In February 2007 a fourth grant will be applied for through the VA Department of Conservation and Recreation in the amount of $60,000. 00. This large and important grant would be used for environmental toilets at the Camille Trail Head and the Spruce Creek park Trail Head, an exercise station trail, and improvements to parking areas, additional signage and further development of the trail system.

The lack of access for the public to enjoy the beauty and environment of the county has been a big problem. Hopefully our projects will encourage others to provide access to waterways, trails and picnic spots.

The second item to report on is proposals for interesting events in 2007. Your chairman and Michael Lachance, a Trustee of the Foundation and chapter advisor to the proposed Central Blue Ridge Chapter of the new VA Master Naturalist Program, will attend a two day conference in January with representatives of other founding chapters. Our initiative to create the Central Blue Ridge Chapter lead to a partnership between the Rockfish Valley Foundation, The Wintergreen Nature Foundation, Nature Camp, Wildlife Center of Virginia and the U S Forest Service/ Blue Ridge Parkway and Sherando Lake and others to form the chapter. The first class with its 40 hour natural science curriculum would occur in the fall of 2007. Land adjoining the loop trails is available as class room, laboratory and environmental site and a place where graduates of the program could give their future volunteer time. Other events to be discussed at the upcoming annual meeting of the Trustees include a Paint Out in partnership with Spruce Creek Gallery, a Walk A Thon extending upstream and around the valley as a special fundraising event, a kite flying family day and an evening of starry nights and camp fire songs. 2007 promises to be a watershed (pun intended) year for the Rockfish Valley Foundation. I must add that all hinges on the success of the grant process which is not guaranteed to say the least.
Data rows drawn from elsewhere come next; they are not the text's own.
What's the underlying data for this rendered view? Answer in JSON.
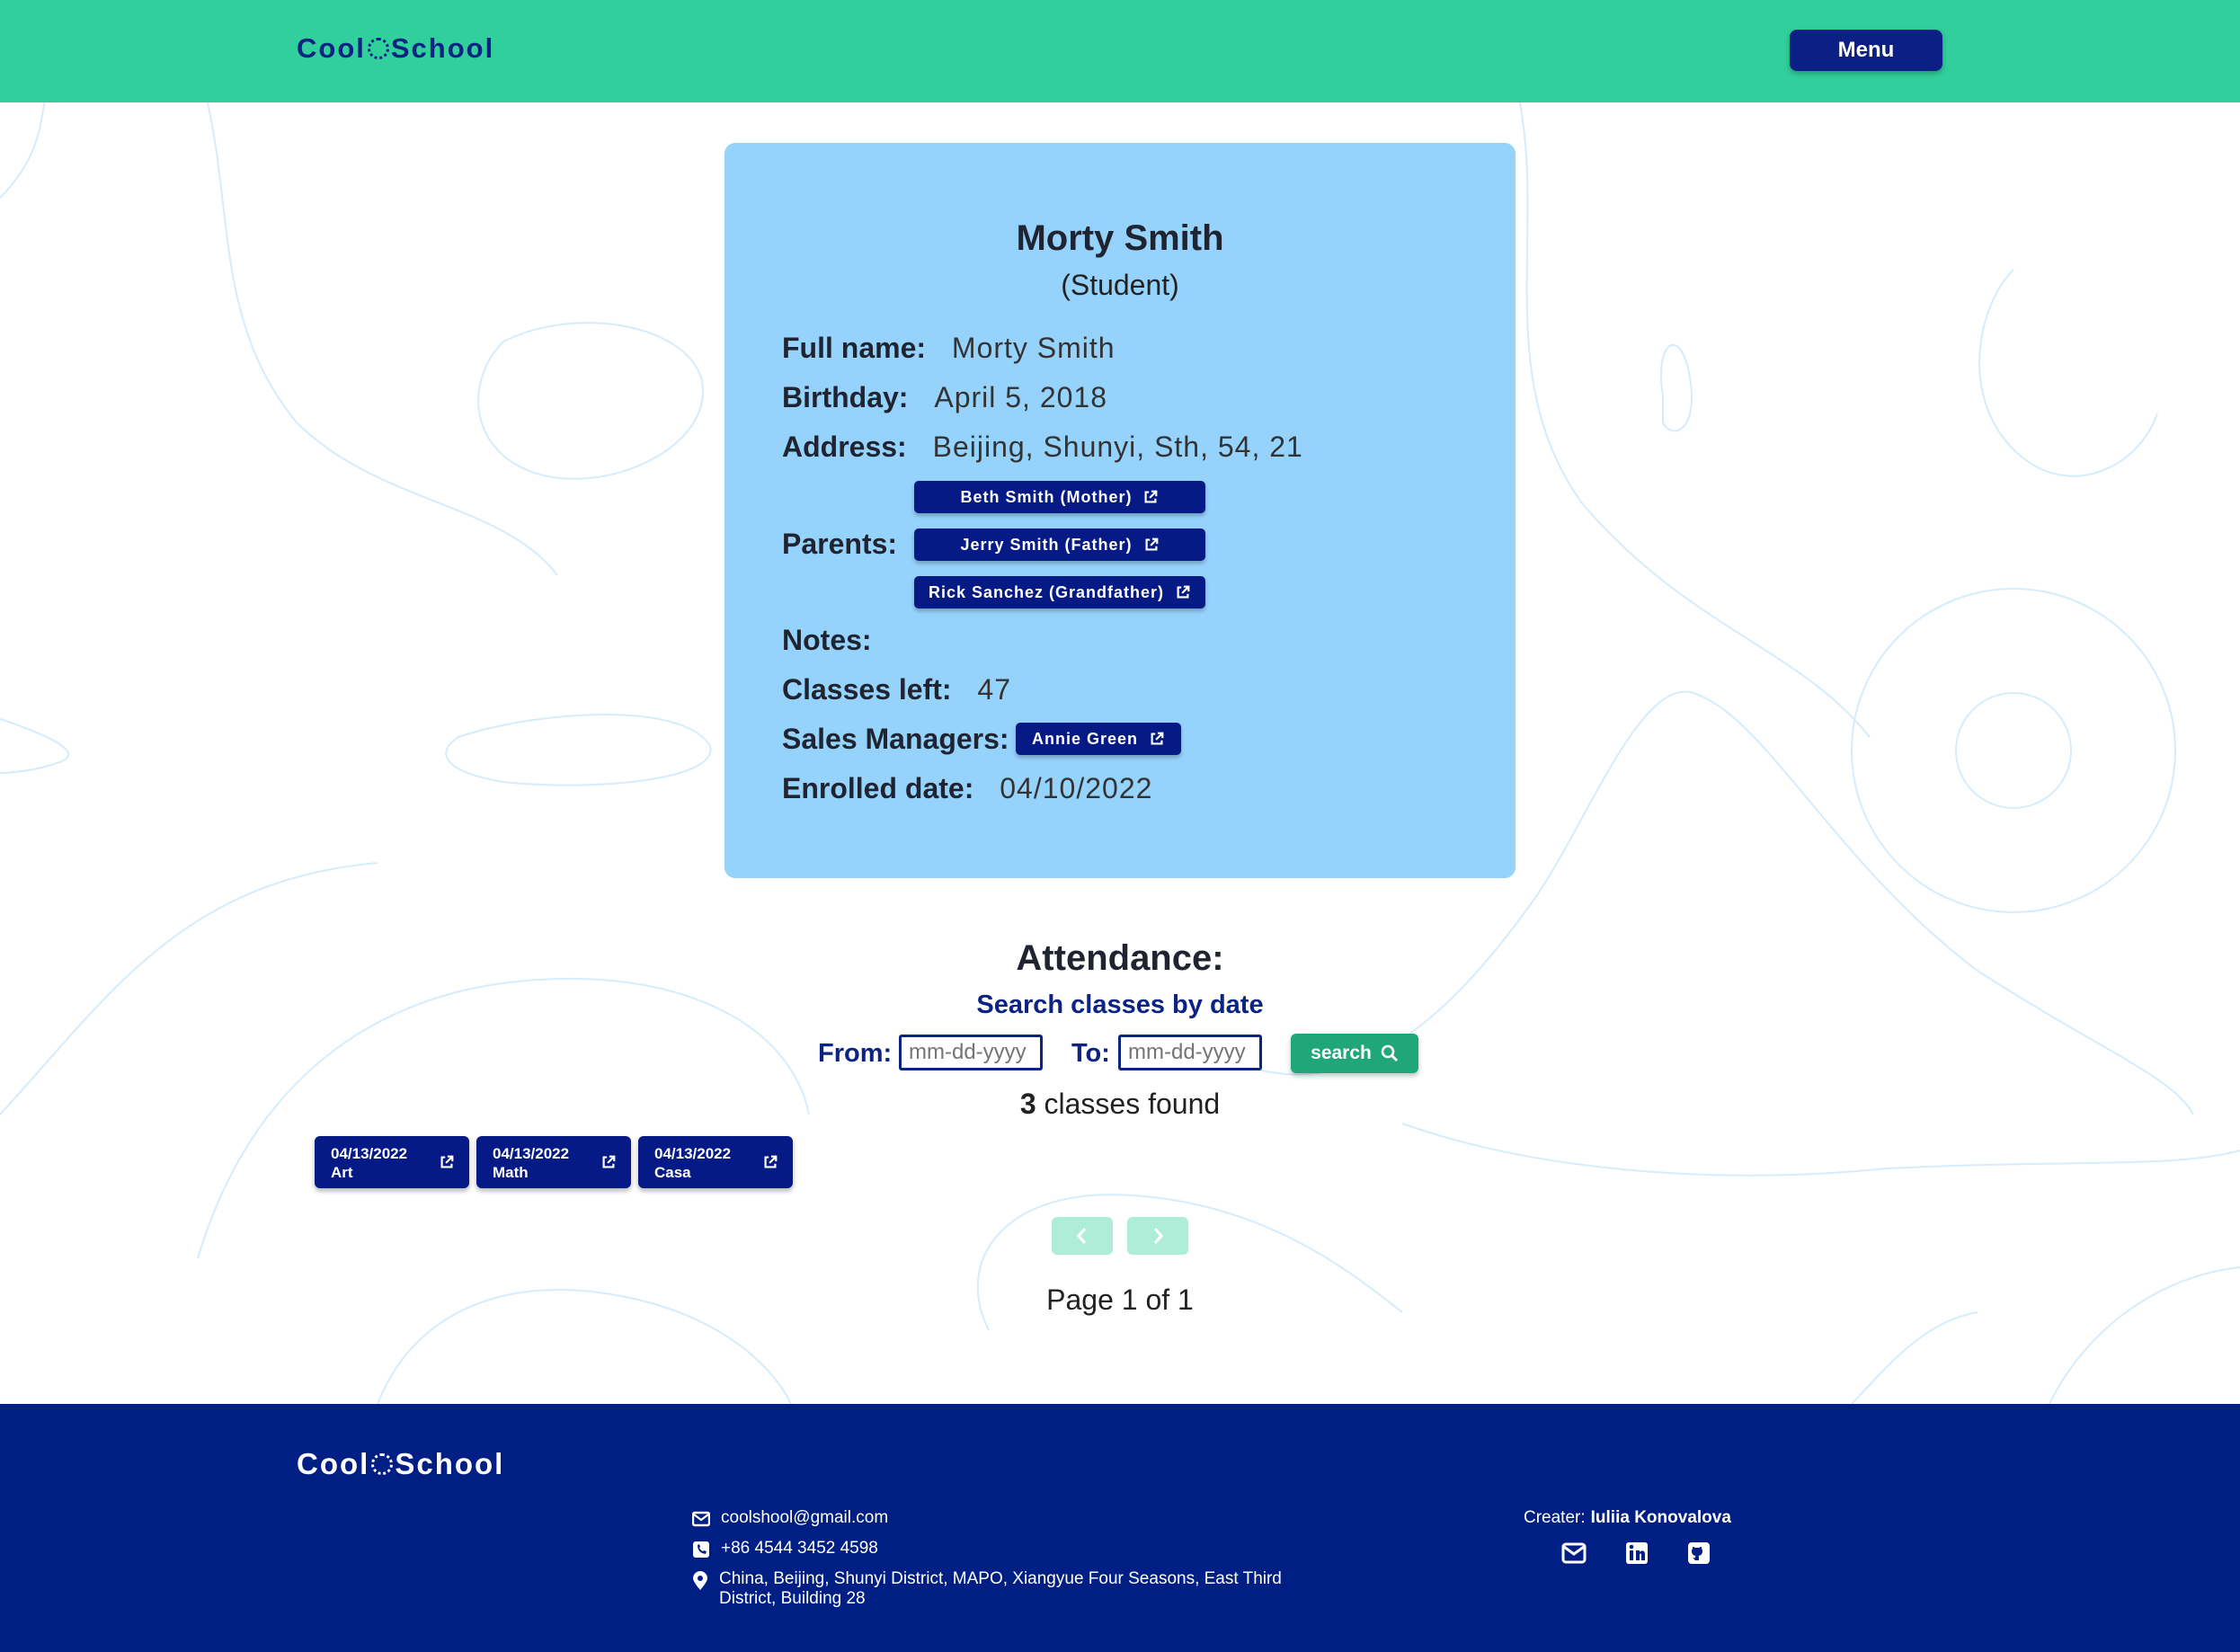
{
  "brand": {
    "logo_left": "Cool",
    "logo_right": "School"
  },
  "header": {
    "menu_label": "Menu"
  },
  "profile": {
    "name": "Morty Smith",
    "role": "(Student)",
    "full_name_label": "Full name:",
    "full_name": "Morty Smith",
    "birthday_label": "Birthday:",
    "birthday": "April 5, 2018",
    "address_label": "Address:",
    "address": "Beijing, Shunyi, Sth, 54, 21",
    "parents_label": "Parents:",
    "parents": [
      "Beth Smith (Mother)",
      "Jerry Smith (Father)",
      "Rick Sanchez (Grandfather)"
    ],
    "notes_label": "Notes:",
    "classes_left_label": "Classes left:",
    "classes_left": "47",
    "sales_managers_label": "Sales Managers:",
    "sales_managers": [
      "Annie Green"
    ],
    "enrolled_label": "Enrolled date:",
    "enrolled": "04/10/2022"
  },
  "attendance": {
    "title": "Attendance:",
    "subtitle": "Search classes by date",
    "from_label": "From:",
    "to_label": "To:",
    "from_placeholder": "mm-dd-yyyy",
    "to_placeholder": "mm-dd-yyyy",
    "search_label": "search",
    "found_count": "3",
    "found_text": " classes found",
    "classes": [
      {
        "date": "04/13/2022",
        "subject": "Art"
      },
      {
        "date": "04/13/2022",
        "subject": "Math"
      },
      {
        "date": "04/13/2022",
        "subject": "Casa"
      }
    ],
    "page_info": "Page 1 of 1"
  },
  "footer": {
    "email": "coolshool@gmail.com",
    "phone": "+86 4544 3452 4598",
    "address_line1": "China, Beijing, Shunyi District, MAPO, Xiangyue Four Seasons, East Third",
    "address_line2": "District, Building 28",
    "creator_label": "Creater:",
    "creator_name": "Iuliia Konovalova"
  },
  "icons": {
    "external": "external-link-icon",
    "search": "magnifier-icon",
    "prev": "chevron-left-icon",
    "next": "chevron-right-icon",
    "email": "envelope-icon",
    "phone": "phone-icon",
    "location": "map-pin-icon",
    "linkedin": "linkedin-icon",
    "github": "github-icon"
  },
  "colors": {
    "header_bg": "#30cf9b",
    "navy": "#061a86",
    "card_bg": "#96d3fc",
    "search_btn": "#1fa679",
    "footer_bg": "#001f85",
    "pager_btn": "#aeeed9"
  }
}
All the grants are very competitive but we feel we have a very compelling story. Funding would have a major impact on rural tourism and community building in one of the most special parts of the state of Virginia.

The last thing I should mention is the expansion of the VA Blue Bird Society Trails. Added bird houses and volunteers are identified. Almost 3 dozen houses will be monitored in 2007. This VA Department of Game and Inland Fisheries recognized trail has come a long way since its dedication by Connie Brennan and David Whitehurst of DGIF in September 2005. A bird sanctuary may be proposed for the S. Rockfish Valley as well and already the annual County butterfly count takes place along part of the trail. Other initiatives and programs are under way or being considered and all of this will be possible if the grant applications are successful. We have our fingers crossed.
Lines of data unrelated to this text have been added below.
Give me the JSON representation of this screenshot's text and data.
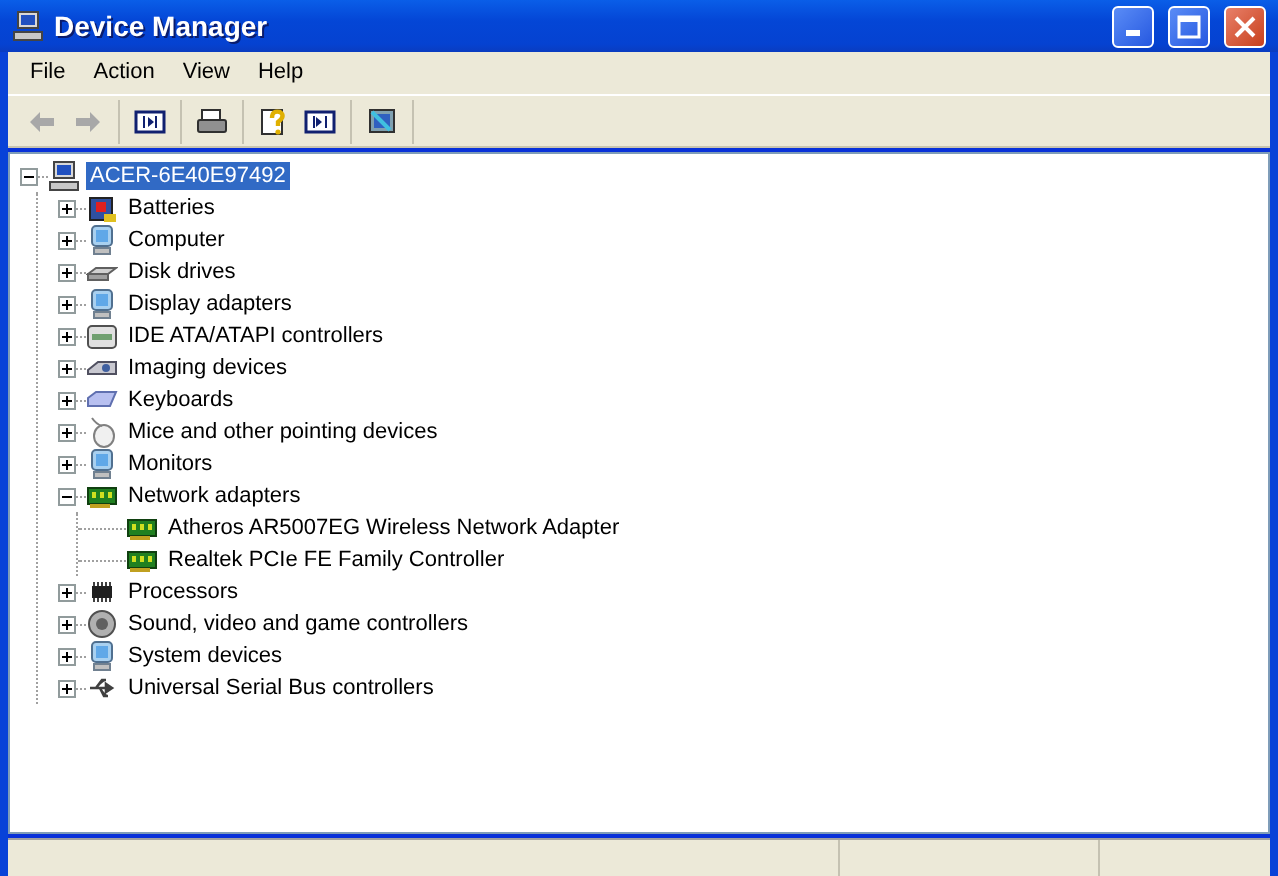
{
  "window": {
    "title": "Device Manager"
  },
  "menu": [
    "File",
    "Action",
    "View",
    "Help"
  ],
  "toolbar": [
    [
      {
        "kind": "back",
        "disabled": true
      },
      {
        "kind": "forward",
        "disabled": true
      }
    ],
    [
      {
        "kind": "pane"
      }
    ],
    [
      {
        "kind": "print"
      }
    ],
    [
      {
        "kind": "help"
      },
      {
        "kind": "pane2"
      }
    ],
    [
      {
        "kind": "scan"
      }
    ]
  ],
  "tree": {
    "label": "ACER-6E40E97492",
    "kind": "computer",
    "selected": true,
    "expanded": true,
    "children": [
      {
        "label": "Batteries",
        "kind": "battery",
        "selected": false,
        "expanded": false
      },
      {
        "label": "Computer",
        "kind": "monitor",
        "selected": false,
        "expanded": false
      },
      {
        "label": "Disk drives",
        "kind": "disk",
        "selected": false,
        "expanded": false
      },
      {
        "label": "Display adapters",
        "kind": "monitor",
        "selected": false,
        "expanded": false
      },
      {
        "label": "IDE ATA/ATAPI controllers",
        "kind": "ide",
        "selected": false,
        "expanded": false
      },
      {
        "label": "Imaging devices",
        "kind": "camera",
        "selected": false,
        "expanded": false
      },
      {
        "label": "Keyboards",
        "kind": "keyboard",
        "selected": false,
        "expanded": false
      },
      {
        "label": "Mice and other pointing devices",
        "kind": "mouse",
        "selected": false,
        "expanded": false
      },
      {
        "label": "Monitors",
        "kind": "monitor",
        "selected": false,
        "expanded": false
      },
      {
        "label": "Network adapters",
        "kind": "network",
        "selected": false,
        "expanded": true,
        "children": [
          {
            "label": "Atheros AR5007EG Wireless Network Adapter",
            "kind": "network",
            "selected": false
          },
          {
            "label": "Realtek PCIe FE Family Controller",
            "kind": "network",
            "selected": false
          }
        ]
      },
      {
        "label": "Processors",
        "kind": "cpu",
        "selected": false,
        "expanded": false
      },
      {
        "label": "Sound, video and game controllers",
        "kind": "sound",
        "selected": false,
        "expanded": false
      },
      {
        "label": "System devices",
        "kind": "monitor",
        "selected": false,
        "expanded": false
      },
      {
        "label": "Universal Serial Bus controllers",
        "kind": "usb",
        "selected": false,
        "expanded": false
      }
    ]
  }
}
Respectfully submitted,

Peter A. Agelasto III

PS. Just yesterday we decided to create a special section of the website for posting historic photos of the South Rockfish Valley. We are looking for photos. With the registration of ELK HILL and the old Wintergreen Country Store as historic landmarks, there is more awareness of the great agricultural past of the South Rockfish Valley. It is hoped that local residents will provide photos and enjoy seeing those posted by others. I have been told the area would qualify as an historic district and it appears that more than a dozen other dwellings and farms are eligible for recognition. Stay tuned.